If you have a Controlled Foreign Corporation (CFC), then you may be benefiting from some income deferral. Generally the income earned by a CFC is not taxable in the US until it is paid to the US owner as a dividend. The tax law defines categories of income referred to as, “Subpart F,” income that are an exception to that generality and would be taxable in the US. Another exception is when your CFC makes an investment in US property.
If your CFC has earnings and profits, which is a tax metric for income earned by a corporation, that hasn’t yet be distributed to owners, then you are at risk for what international tax planners call a, “956 inclusion.” Tax planners are referring to internal revenue code section 956, which is a complex set of tax rules designed to catch companies that may use investments in US property to access the value of their CFC without paying tax.
The concept is that an investment in US property by a CFC is substantially equivalent to paying a dividend back to the US owner.
Of course the real fun is determining what is or isn’t considered US Property.
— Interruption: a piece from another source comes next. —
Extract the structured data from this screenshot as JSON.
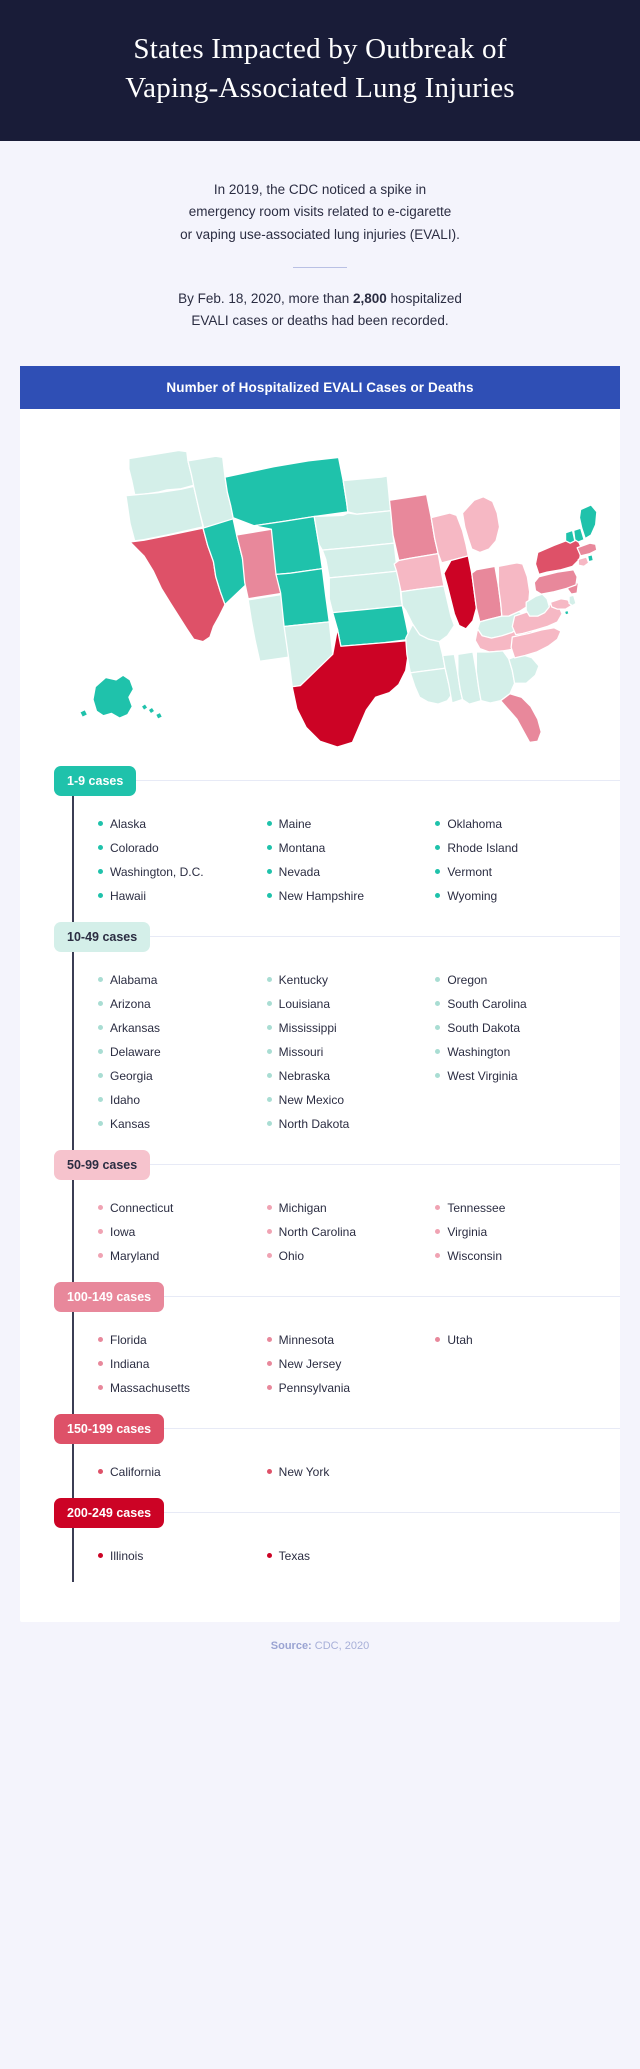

The law provides both lists of what is considered US Property and what is excluded for the purpose of the 956 inclusion.. Qualifying as US Property is not desired in this case and is a topic I’ll save for another article. For now, I’ll summarize with a simple example. If you own a CFC which has earnings and profits of $100K and that CFC were to say, buy machinery in the US, with a value of $20K, you would have US taxable income of $20K, under the 956 inclusion rule.